**TO DO**
Retype the listing exactly, so that the copy matches it line for line.

**DATASET RECORDS**
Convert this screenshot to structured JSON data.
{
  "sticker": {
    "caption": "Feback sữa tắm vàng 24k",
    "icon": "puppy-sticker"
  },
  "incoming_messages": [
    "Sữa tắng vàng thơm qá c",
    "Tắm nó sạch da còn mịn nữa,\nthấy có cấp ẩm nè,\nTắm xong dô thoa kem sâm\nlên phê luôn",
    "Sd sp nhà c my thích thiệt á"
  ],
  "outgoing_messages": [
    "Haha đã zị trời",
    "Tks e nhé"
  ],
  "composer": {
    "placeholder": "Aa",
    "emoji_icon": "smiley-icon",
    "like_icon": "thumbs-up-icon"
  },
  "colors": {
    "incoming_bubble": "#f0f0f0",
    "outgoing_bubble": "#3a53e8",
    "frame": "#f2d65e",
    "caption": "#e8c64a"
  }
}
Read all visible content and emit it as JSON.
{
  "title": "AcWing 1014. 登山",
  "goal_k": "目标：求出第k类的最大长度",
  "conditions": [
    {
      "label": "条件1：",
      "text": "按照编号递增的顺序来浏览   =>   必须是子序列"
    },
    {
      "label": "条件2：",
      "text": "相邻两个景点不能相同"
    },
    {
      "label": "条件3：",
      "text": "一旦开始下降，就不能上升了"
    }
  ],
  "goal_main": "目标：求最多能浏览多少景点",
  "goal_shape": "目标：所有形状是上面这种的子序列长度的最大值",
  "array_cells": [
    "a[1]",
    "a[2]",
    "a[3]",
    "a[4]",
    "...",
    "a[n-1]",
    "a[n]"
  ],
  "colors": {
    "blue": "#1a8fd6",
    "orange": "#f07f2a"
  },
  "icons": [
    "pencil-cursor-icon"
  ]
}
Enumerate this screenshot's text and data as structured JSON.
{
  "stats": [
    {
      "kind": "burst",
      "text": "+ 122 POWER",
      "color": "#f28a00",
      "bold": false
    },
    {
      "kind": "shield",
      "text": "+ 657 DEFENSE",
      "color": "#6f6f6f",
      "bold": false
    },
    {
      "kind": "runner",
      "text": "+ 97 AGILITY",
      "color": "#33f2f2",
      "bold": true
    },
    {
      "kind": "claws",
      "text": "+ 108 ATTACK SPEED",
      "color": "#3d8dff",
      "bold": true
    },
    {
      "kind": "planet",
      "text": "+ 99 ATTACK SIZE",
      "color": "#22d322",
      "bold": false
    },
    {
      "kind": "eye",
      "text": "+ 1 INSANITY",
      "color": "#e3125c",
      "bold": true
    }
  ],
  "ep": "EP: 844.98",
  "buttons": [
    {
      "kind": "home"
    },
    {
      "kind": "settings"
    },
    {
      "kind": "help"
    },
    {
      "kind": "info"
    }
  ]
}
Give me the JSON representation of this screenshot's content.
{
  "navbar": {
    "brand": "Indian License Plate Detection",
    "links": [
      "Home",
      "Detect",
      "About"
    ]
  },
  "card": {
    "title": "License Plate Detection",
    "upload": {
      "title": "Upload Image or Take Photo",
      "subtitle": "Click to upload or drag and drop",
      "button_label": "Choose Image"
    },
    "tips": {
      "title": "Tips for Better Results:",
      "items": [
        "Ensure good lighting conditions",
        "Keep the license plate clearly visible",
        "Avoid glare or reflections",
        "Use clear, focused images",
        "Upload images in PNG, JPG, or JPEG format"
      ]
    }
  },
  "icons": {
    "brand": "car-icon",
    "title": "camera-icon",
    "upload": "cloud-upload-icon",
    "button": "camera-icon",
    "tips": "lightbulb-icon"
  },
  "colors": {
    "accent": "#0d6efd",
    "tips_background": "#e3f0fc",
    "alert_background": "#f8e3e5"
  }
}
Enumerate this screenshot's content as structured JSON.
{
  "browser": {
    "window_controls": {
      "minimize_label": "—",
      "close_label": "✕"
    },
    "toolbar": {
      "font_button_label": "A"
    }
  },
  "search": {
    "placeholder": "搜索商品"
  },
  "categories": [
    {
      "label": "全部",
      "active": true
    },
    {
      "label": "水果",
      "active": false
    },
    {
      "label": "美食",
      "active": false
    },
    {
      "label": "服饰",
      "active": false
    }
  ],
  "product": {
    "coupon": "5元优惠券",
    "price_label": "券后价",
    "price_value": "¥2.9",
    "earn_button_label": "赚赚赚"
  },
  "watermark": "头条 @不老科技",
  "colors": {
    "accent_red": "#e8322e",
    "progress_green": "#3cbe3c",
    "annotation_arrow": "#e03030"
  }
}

**RESULT**
Convert this screenshot to structured JSON data.
{
  "sticker": {
    "caption": "Feback sữa tắm vàng 24k",
    "icon": "puppy-sticker"
  },
  "incoming_messages": [
    "Sữa tắng vàng thơm qá c",
    "Tắm nó sạch da còn mịn nữa,\nthấy có cấp ẩm nè,\nTắm xong dô thoa kem sâm\nlên phê luôn",
    "Sd sp nhà c my thích thiệt á"
  ],
  "outgoing_messages": [
    "Haha đã zị trời",
    "Tks e nhé"
  ],
  "composer": {
    "placeholder": "Aa",
    "emoji_icon": "smiley-icon",
    "like_icon": "thumbs-up-icon"
  },
  "colors": {
    "incoming_bubble": "#f0f0f0",
    "outgoing_bubble": "#3a53e8",
    "frame": "#f2d65e",
    "caption": "#e8c64a"
  }
}
Read all visible content and emit it as JSON.
{
  "title": "AcWing 1014. 登山",
  "goal_k": "目标：求出第k类的最大长度",
  "conditions": [
    {
      "label": "条件1：",
      "text": "按照编号递增的顺序来浏览   =>   必须是子序列"
    },
    {
      "label": "条件2：",
      "text": "相邻两个景点不能相同"
    },
    {
      "label": "条件3：",
      "text": "一旦开始下降，就不能上升了"
    }
  ],
  "goal_main": "目标：求最多能浏览多少景点",
  "goal_shape": "目标：所有形状是上面这种的子序列长度的最大值",
  "array_cells": [
    "a[1]",
    "a[2]",
    "a[3]",
    "a[4]",
    "...",
    "a[n-1]",
    "a[n]"
  ],
  "colors": {
    "blue": "#1a8fd6",
    "orange": "#f07f2a"
  },
  "icons": [
    "pencil-cursor-icon"
  ]
}
Enumerate this screenshot's text and data as structured JSON.
{
  "stats": [
    {
      "kind": "burst",
      "text": "+ 122 POWER",
      "color": "#f28a00",
      "bold": false
    },
    {
      "kind": "shield",
      "text": "+ 657 DEFENSE",
      "color": "#6f6f6f",
      "bold": false
    },
    {
      "kind": "runner",
      "text": "+ 97 AGILITY",
      "color": "#33f2f2",
      "bold": true
    },
    {
      "kind": "claws",
      "text": "+ 108 ATTACK SPEED",
      "color": "#3d8dff",
      "bold": true
    },
    {
      "kind": "planet",
      "text": "+ 99 ATTACK SIZE",
      "color": "#22d322",
      "bold": false
    },
    {
      "kind": "eye",
      "text": "+ 1 INSANITY",
      "color": "#e3125c",
      "bold": true
    }
  ],
  "ep": "EP: 844.98",
  "buttons": [
    {
      "kind": "home"
    },
    {
      "kind": "settings"
    },
    {
      "kind": "help"
    },
    {
      "kind": "info"
    }
  ]
}
Give me the JSON representation of this screenshot's content.
{
  "navbar": {
    "brand": "Indian License Plate Detection",
    "links": [
      "Home",
      "Detect",
      "About"
    ]
  },
  "card": {
    "title": "License Plate Detection",
    "upload": {
      "title": "Upload Image or Take Photo",
      "subtitle": "Click to upload or drag and drop",
      "button_label": "Choose Image"
    },
    "tips": {
      "title": "Tips for Better Results:",
      "items": [
        "Ensure good lighting conditions",
        "Keep the license plate clearly visible",
        "Avoid glare or reflections",
        "Use clear, focused images",
        "Upload images in PNG, JPG, or JPEG format"
      ]
    }
  },
  "icons": {
    "brand": "car-icon",
    "title": "camera-icon",
    "upload": "cloud-upload-icon",
    "button": "camera-icon",
    "tips": "lightbulb-icon"
  },
  "colors": {
    "accent": "#0d6efd",
    "tips_background": "#e3f0fc",
    "alert_background": "#f8e3e5"
  }
}
Enumerate this screenshot's content as structured JSON.
{
  "browser": {
    "window_controls": {
      "minimize_label": "—",
      "close_label": "✕"
    },
    "toolbar": {
      "font_button_label": "A"
    }
  },
  "search": {
    "placeholder": "搜索商品"
  },
  "categories": [
    {
      "label": "全部",
      "active": true
    },
    {
      "label": "水果",
      "active": false
    },
    {
      "label": "美食",
      "active": false
    },
    {
      "label": "服饰",
      "active": false
    }
  ],
  "product": {
    "coupon": "5元优惠券",
    "price_label": "券后价",
    "price_value": "¥2.9",
    "earn_button_label": "赚赚赚"
  },
  "watermark": "头条 @不老科技",
  "colors": {
    "accent_red": "#e8322e",
    "progress_green": "#3cbe3c",
    "annotation_arrow": "#e03030"
  }
}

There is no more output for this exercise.